─── INPUT DATA ───
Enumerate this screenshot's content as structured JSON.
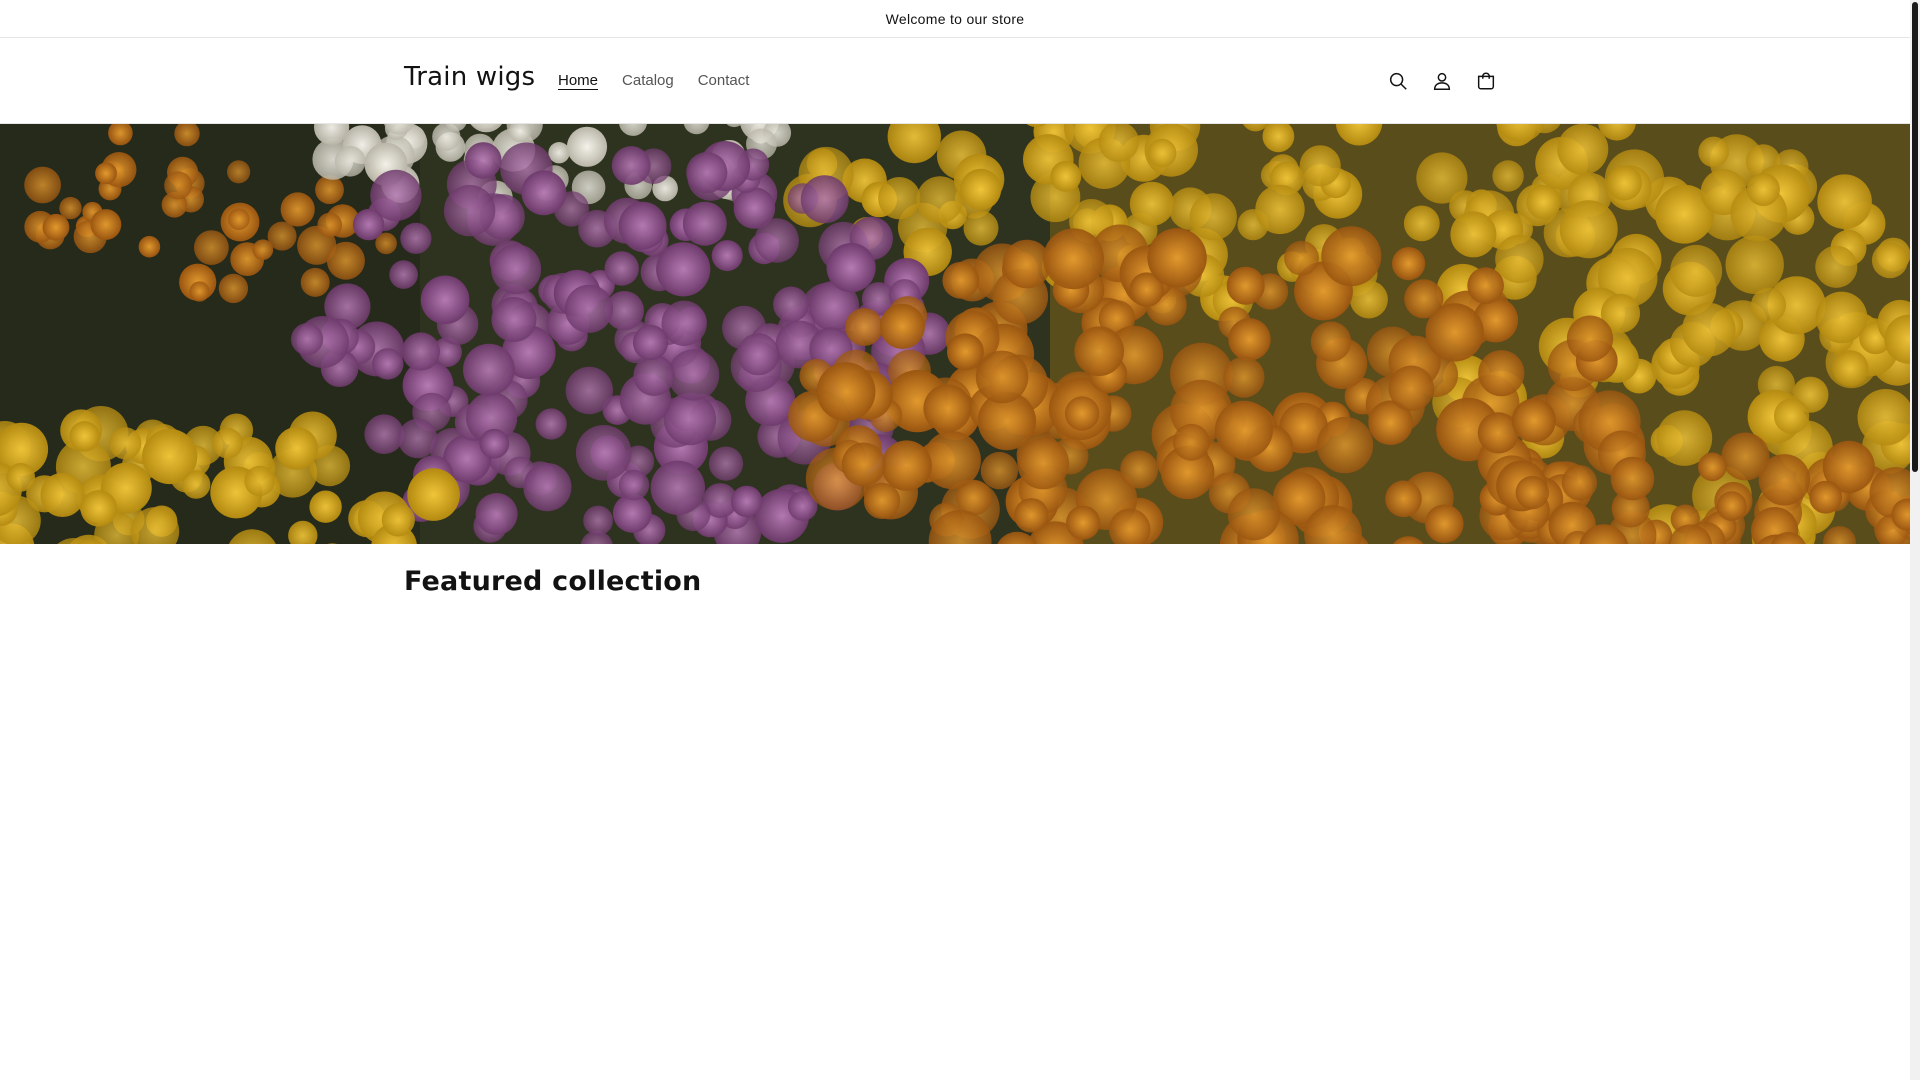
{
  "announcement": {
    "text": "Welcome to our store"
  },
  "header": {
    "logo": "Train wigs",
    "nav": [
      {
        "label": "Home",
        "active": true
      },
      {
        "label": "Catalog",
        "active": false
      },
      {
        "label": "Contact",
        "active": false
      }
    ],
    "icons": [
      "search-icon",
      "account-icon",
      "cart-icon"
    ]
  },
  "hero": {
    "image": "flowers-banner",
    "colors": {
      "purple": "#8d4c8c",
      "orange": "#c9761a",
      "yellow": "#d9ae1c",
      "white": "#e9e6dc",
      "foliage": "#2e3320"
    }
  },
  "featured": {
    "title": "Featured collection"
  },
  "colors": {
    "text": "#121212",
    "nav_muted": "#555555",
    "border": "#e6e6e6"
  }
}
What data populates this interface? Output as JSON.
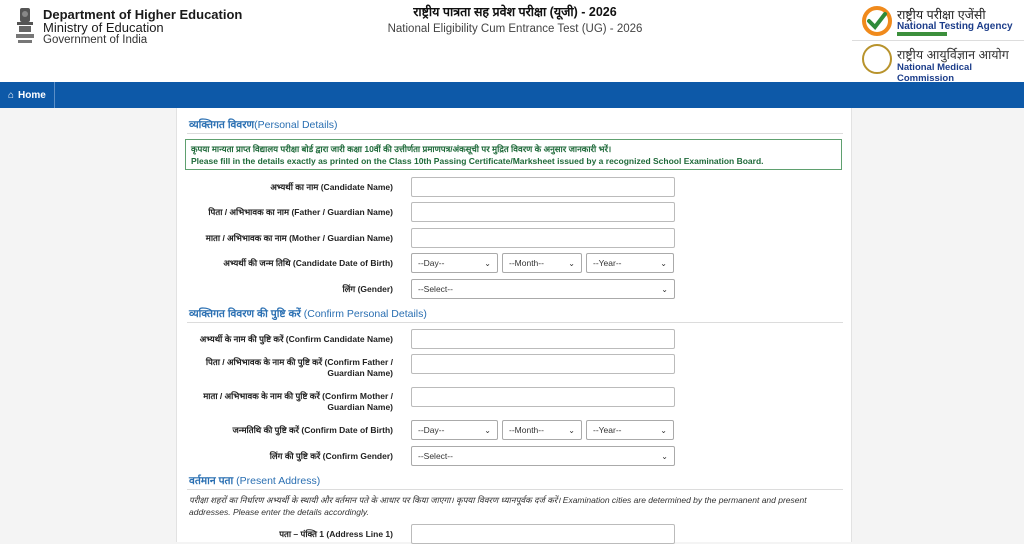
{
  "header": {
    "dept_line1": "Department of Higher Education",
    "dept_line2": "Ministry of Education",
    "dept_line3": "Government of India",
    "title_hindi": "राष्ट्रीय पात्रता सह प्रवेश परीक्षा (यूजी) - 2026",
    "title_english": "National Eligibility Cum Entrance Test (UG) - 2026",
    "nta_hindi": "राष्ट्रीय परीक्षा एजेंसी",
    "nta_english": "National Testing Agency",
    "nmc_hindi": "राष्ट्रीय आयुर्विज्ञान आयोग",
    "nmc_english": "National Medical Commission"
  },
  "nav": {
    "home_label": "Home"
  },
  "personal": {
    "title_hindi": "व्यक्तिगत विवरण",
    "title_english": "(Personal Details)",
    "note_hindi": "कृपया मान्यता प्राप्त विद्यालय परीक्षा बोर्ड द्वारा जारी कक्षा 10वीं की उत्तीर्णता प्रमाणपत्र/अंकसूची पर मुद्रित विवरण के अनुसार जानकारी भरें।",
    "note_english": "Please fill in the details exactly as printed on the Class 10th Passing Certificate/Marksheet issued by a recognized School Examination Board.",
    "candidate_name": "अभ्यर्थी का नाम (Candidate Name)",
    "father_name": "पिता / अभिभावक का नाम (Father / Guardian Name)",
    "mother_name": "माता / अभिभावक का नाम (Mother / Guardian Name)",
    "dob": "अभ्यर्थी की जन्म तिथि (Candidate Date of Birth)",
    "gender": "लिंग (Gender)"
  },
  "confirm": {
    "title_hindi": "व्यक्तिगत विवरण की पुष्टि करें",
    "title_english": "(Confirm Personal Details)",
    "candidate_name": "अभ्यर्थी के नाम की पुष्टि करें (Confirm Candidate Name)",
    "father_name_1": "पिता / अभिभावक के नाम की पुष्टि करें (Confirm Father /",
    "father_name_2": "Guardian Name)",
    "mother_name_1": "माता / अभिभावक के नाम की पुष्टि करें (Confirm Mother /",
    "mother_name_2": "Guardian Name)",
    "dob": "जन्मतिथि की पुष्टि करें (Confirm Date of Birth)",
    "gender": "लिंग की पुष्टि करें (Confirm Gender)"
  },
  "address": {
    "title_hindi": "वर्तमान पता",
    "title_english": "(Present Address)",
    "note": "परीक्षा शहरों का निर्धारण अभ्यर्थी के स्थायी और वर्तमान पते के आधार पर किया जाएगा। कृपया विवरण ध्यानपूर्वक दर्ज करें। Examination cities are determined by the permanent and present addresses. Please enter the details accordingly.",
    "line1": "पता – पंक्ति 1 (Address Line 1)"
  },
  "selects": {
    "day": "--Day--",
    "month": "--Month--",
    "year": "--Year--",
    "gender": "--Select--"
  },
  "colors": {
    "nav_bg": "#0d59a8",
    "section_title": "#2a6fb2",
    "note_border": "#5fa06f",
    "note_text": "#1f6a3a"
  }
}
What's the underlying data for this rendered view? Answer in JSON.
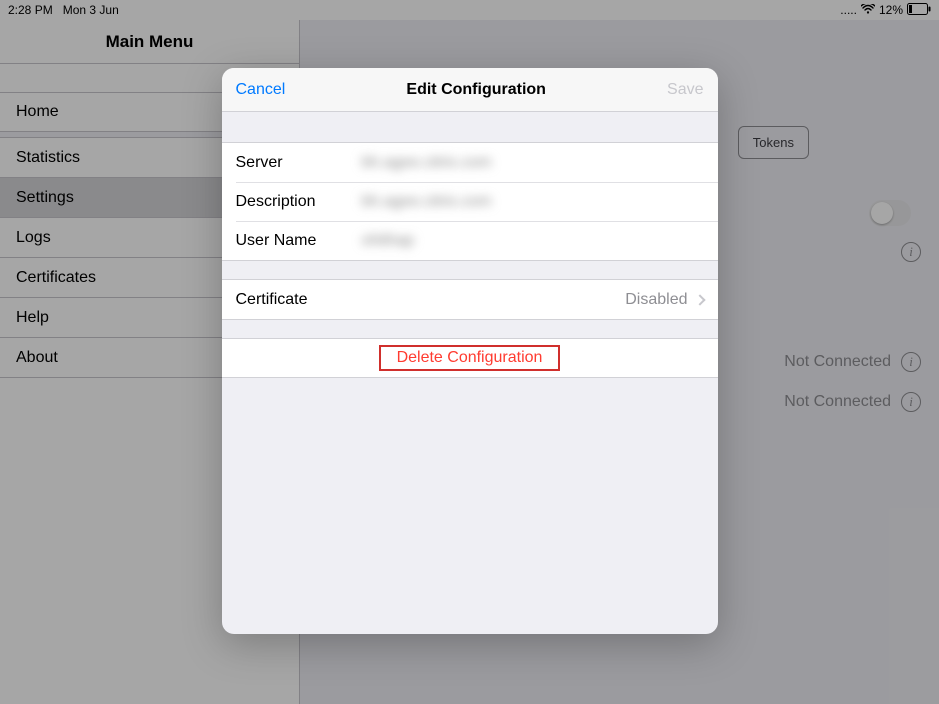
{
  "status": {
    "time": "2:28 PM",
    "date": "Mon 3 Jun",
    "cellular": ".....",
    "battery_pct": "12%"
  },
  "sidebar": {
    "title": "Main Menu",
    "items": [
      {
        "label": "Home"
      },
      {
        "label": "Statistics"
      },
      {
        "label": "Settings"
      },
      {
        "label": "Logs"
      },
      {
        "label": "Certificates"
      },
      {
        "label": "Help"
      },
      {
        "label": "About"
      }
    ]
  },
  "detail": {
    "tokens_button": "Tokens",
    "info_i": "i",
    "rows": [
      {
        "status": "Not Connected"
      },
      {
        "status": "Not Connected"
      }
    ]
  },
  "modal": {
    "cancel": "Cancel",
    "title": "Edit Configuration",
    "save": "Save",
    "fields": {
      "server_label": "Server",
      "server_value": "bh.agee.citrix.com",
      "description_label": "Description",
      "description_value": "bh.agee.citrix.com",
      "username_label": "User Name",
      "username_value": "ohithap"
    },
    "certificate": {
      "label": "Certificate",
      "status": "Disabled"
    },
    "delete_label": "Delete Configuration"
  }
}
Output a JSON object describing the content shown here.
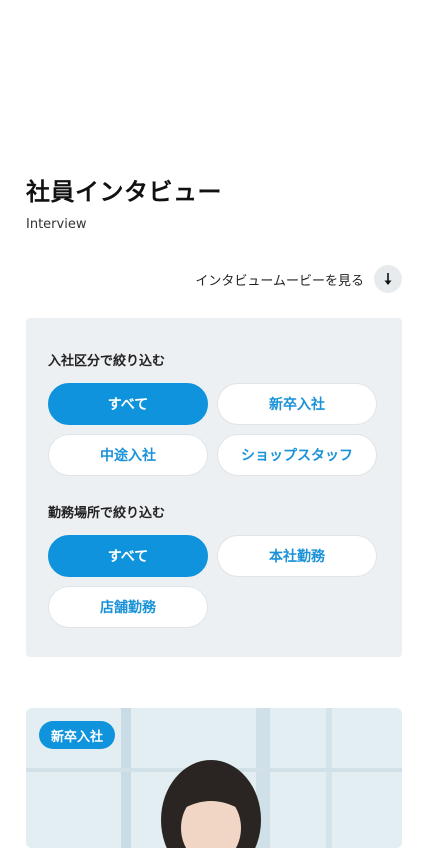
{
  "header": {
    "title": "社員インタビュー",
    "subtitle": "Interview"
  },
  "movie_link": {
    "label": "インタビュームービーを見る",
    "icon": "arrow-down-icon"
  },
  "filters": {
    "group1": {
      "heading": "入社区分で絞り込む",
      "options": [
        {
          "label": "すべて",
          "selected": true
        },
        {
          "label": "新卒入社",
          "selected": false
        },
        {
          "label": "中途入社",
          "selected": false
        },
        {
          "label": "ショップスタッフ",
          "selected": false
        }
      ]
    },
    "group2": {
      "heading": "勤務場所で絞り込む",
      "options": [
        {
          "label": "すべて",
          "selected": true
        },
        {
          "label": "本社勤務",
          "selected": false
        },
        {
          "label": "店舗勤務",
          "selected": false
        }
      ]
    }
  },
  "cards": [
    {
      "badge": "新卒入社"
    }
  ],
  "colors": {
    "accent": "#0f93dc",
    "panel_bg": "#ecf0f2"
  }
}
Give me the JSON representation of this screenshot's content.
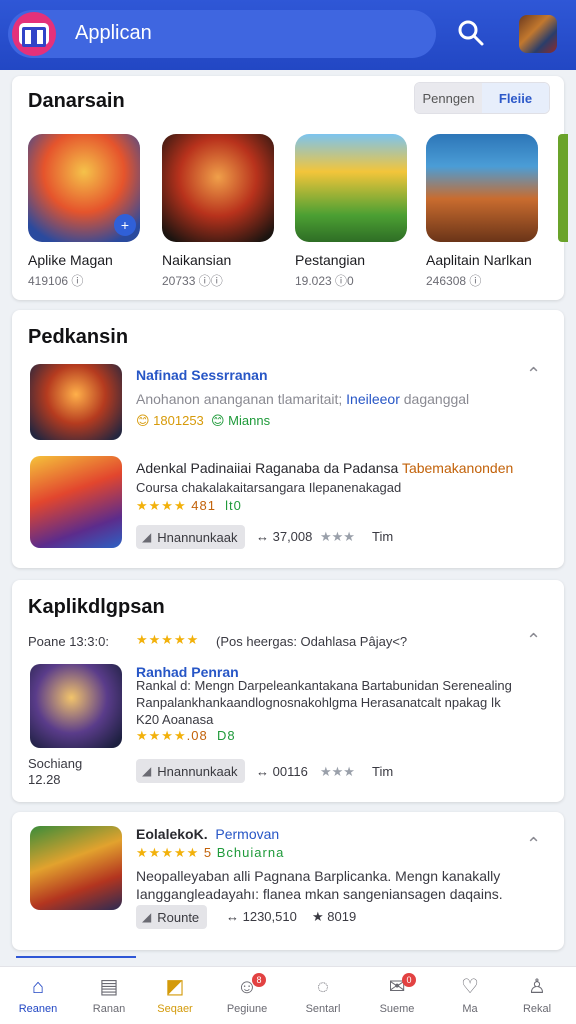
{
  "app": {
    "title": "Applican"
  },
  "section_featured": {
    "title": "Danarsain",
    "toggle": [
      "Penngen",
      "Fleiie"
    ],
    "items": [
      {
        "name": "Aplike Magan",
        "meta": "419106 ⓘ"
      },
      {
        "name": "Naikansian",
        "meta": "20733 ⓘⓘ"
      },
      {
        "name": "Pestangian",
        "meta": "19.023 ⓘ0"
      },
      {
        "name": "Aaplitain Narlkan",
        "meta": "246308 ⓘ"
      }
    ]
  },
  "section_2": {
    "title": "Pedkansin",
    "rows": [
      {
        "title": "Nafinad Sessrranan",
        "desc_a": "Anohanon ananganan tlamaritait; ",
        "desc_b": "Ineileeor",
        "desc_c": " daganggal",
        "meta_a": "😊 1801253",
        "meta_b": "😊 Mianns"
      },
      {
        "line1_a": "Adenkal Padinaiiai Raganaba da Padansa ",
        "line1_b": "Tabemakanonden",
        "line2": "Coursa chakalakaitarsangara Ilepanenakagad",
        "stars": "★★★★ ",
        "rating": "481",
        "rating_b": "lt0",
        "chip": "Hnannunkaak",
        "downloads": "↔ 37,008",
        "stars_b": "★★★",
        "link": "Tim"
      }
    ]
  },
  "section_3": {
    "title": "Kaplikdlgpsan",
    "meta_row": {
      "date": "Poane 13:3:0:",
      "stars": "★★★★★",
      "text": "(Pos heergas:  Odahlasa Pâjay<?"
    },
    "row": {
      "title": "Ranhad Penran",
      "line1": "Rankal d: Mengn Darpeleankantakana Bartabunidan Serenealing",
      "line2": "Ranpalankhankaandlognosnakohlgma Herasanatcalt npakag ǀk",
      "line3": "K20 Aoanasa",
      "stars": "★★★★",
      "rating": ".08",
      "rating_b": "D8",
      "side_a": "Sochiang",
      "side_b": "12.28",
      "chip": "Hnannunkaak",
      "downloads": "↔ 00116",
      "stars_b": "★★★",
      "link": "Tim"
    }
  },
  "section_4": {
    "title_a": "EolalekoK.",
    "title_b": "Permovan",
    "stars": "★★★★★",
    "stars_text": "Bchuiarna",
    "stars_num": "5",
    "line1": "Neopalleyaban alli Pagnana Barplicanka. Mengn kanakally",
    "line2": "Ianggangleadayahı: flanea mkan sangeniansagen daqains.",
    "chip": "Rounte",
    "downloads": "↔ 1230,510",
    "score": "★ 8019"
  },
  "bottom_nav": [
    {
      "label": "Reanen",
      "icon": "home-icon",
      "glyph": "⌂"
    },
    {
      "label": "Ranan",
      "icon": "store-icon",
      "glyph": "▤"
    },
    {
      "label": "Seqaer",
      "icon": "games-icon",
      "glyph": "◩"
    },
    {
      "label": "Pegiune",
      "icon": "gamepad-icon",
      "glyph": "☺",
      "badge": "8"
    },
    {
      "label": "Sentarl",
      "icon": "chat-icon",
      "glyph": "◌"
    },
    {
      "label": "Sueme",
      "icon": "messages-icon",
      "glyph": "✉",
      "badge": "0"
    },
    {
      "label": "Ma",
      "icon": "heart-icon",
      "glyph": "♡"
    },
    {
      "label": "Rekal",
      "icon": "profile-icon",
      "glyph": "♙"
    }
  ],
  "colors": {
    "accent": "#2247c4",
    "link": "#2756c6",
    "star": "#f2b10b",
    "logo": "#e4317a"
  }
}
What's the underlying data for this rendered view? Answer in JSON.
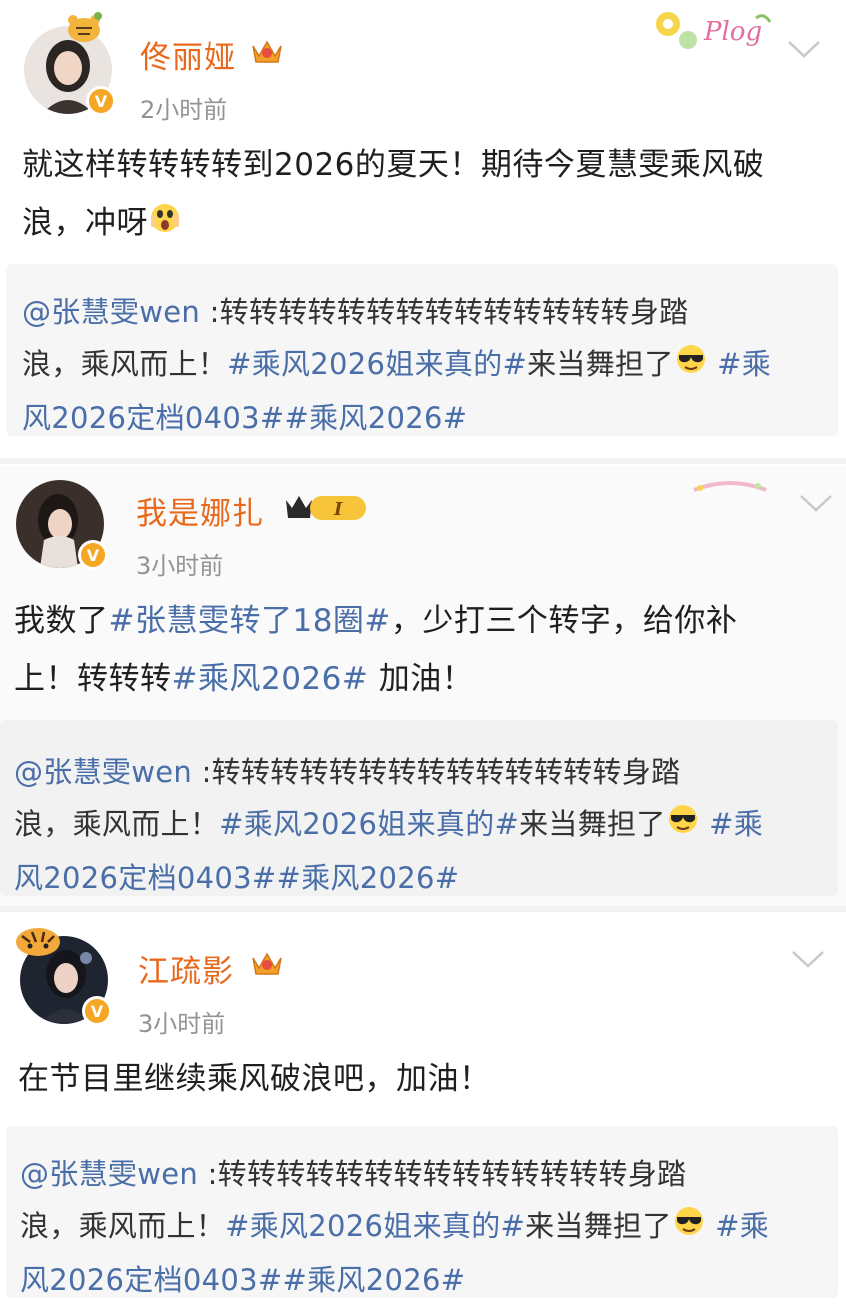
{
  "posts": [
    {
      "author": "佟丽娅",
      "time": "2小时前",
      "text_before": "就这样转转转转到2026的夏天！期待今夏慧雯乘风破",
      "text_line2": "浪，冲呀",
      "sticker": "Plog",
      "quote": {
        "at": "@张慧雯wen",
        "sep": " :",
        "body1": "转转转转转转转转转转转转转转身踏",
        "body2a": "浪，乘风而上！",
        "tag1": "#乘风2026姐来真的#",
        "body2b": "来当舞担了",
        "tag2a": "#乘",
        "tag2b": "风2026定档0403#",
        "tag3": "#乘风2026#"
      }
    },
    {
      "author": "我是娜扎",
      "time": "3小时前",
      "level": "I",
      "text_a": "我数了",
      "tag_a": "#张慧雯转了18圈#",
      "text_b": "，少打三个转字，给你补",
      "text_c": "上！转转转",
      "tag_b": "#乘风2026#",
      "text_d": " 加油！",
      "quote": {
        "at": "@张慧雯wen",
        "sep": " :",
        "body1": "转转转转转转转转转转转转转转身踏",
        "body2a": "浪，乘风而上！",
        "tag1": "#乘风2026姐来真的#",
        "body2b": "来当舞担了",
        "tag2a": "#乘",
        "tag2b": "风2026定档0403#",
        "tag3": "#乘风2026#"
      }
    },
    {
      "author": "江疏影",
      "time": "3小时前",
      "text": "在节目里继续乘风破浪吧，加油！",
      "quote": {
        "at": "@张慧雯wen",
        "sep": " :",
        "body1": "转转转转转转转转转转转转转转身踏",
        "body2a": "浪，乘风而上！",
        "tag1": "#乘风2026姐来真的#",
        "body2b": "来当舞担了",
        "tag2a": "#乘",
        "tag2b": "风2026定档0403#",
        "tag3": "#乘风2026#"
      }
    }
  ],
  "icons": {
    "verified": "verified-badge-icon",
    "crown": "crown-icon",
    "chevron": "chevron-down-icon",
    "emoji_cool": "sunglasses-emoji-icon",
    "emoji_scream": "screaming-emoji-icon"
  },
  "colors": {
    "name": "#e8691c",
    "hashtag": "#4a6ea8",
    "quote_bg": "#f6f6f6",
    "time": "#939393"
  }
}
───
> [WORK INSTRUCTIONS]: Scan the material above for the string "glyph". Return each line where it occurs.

> [ANSWER FOR THIS EXERCISE]:
      "glyph": "⌂"
      "glyph": "▤"
      "glyph": "◩"
      "glyph": "☺",
      "glyph": "◌"
      "glyph": "✉",
      "glyph": "♡"
      "glyph": "♙"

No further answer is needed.